Daniel Ridgway, a former options trader for the investment bank, took an unpaid sabbatical for the majority of the 2003 trading year. When he returned, his previous role was unavailable, so Ridgway was instead offered a range of alternative roles, none of which he deemed suitable.
After failing to reach an agreement with JP Morgan Chase, Ridgway resigned and claimed constructive dismissal.

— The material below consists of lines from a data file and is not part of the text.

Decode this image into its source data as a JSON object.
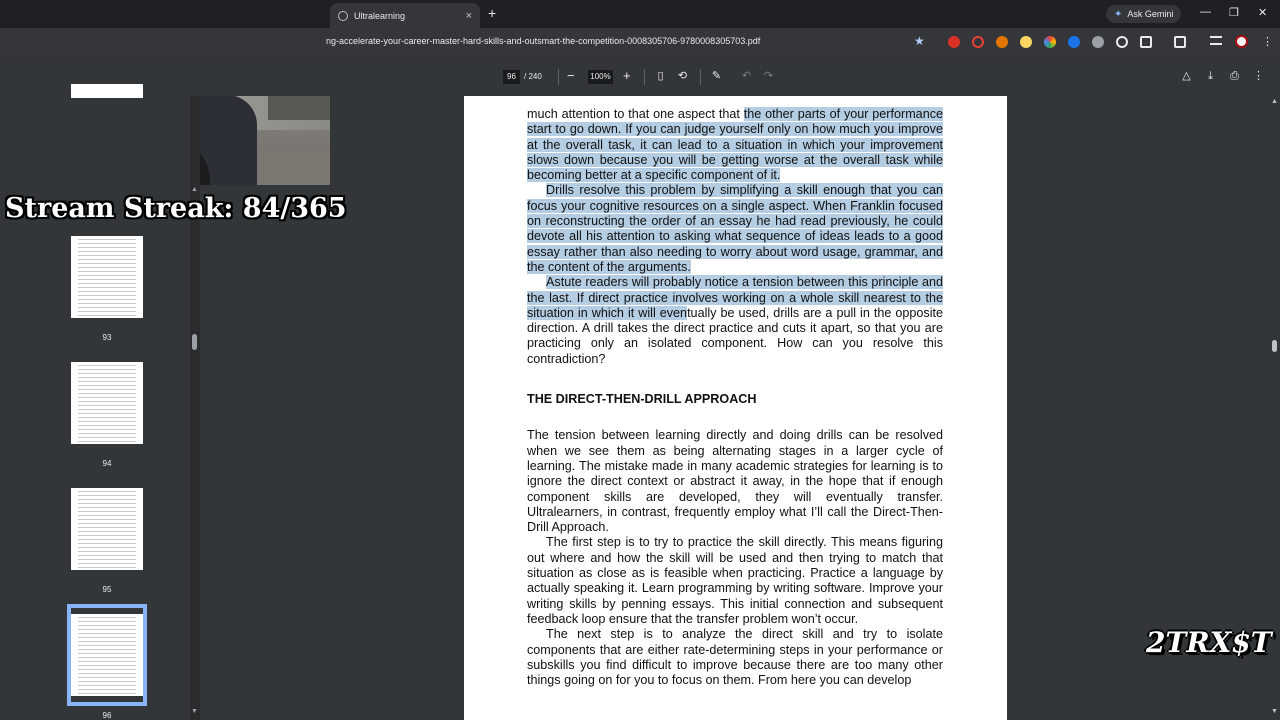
{
  "browser": {
    "tab_title": "Ultralearning",
    "tab_close": "×",
    "new_tab": "+",
    "gemini_label": "Ask Gemini",
    "url": "ng-accelerate-your-career-master-hard-skills-and-outsmart-the-competition-0008305706-9780008305703.pdf",
    "window_minimize": "—",
    "window_restore": "❐",
    "window_close": "✕"
  },
  "pdf_toolbar": {
    "current_page": "96",
    "total_pages": "/ 240",
    "zoom_out": "−",
    "zoom": "100%",
    "zoom_in": "+"
  },
  "thumbnails": [
    {
      "label": "93"
    },
    {
      "label": "94"
    },
    {
      "label": "95"
    },
    {
      "label": "96"
    }
  ],
  "document": {
    "p1_plain": "much attention to that one aspect that ",
    "p1_hl": "the other parts of your performance start to go down. If you can judge yourself only on how much you improve at the overall task, it can lead to a situation in which your improvement slows down because you will be getting worse at the overall task while becoming better at a specific component of it.",
    "p2_hl": "Drills resolve this problem by simplifying a skill enough that you can focus your cognitive resources on a single aspect. When Franklin focused on reconstructing the order of an essay he had read previously, he could devote all his attention to asking what sequence of ideas leads to a good essay rather than also needing to worry about word usage, grammar, and the content of the arguments.",
    "p3_hl": "Astute readers will probably notice a tension between this principle and the last. If direct practice involves working on a whole skill nearest to the situation in which it will even",
    "p3_plain": "tually be used, drills are a pull in the opposite direction. A drill takes the direct practice and cuts it apart, so that you are practicing only an isolated component. How can you resolve this contradiction?",
    "heading": "THE DIRECT-THEN-DRILL APPROACH",
    "p4": "The tension between learning directly and doing drills can be resolved when we see them as being alternating stages in a larger cycle of learning. The mistake made in many academic strategies for learning is to ignore the direct context or abstract it away, in the hope that if enough component skills are developed, they will eventually transfer. Ultralearners, in contrast, frequently employ what I’ll call the Direct-Then-Drill Approach.",
    "p5": "The first step is to try to practice the skill directly. This means figuring out where and how the skill will be used and then trying to match that situation as close as is feasible when practicing. Practice a language by actually speaking it. Learn programming by writing software. Improve your writing skills by penning essays. This initial connection and subsequent feedback loop ensure that the transfer problem won’t occur.",
    "p6": "The next step is to analyze the direct skill and try to isolate components that are either rate-determining steps in your performance or subskills you find difficult to improve because there are too many other things going on for you to focus on them. From here you can develop"
  },
  "overlay": {
    "streak_text": "Stream Streak: 84/365",
    "logo_text": "2TRX$T"
  },
  "colors": {
    "highlight": "#b4cde3",
    "chrome_dark": "#1f2023",
    "toolbar": "#323639",
    "viewer_bg": "#333638",
    "active_thumb_border": "#8ab4f8"
  }
}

He then pursued a claim for compensation for the unvested stock options that he lost as a result of resigning, and compensation for the nil bonus he received for the year he spent mainly on sabbatical.
The High Court rejected all of Ridgway’s claims, stating that he had forfeited his stock options by refusing to return to work despite being offered alternative roles within the organisation.
It also ruled that the company had followed a fair bonus assessment process and was entitled to award Ridgway a nil bonus after taking his personal circumstances into account.
Jonathan Exten-Wright, a partner at law firm DLA Piper, said: “It means City employees beware, because this is a high hurdle to overcome.”
However, he added employers would be unwise to believe they could get away with awarding nil bonuses too often, and instead should examine each situation, taking it on a case-by-case basis.
“Employers should definitely take some comfort from this case, but they shouldn’t drop their guard,” he said.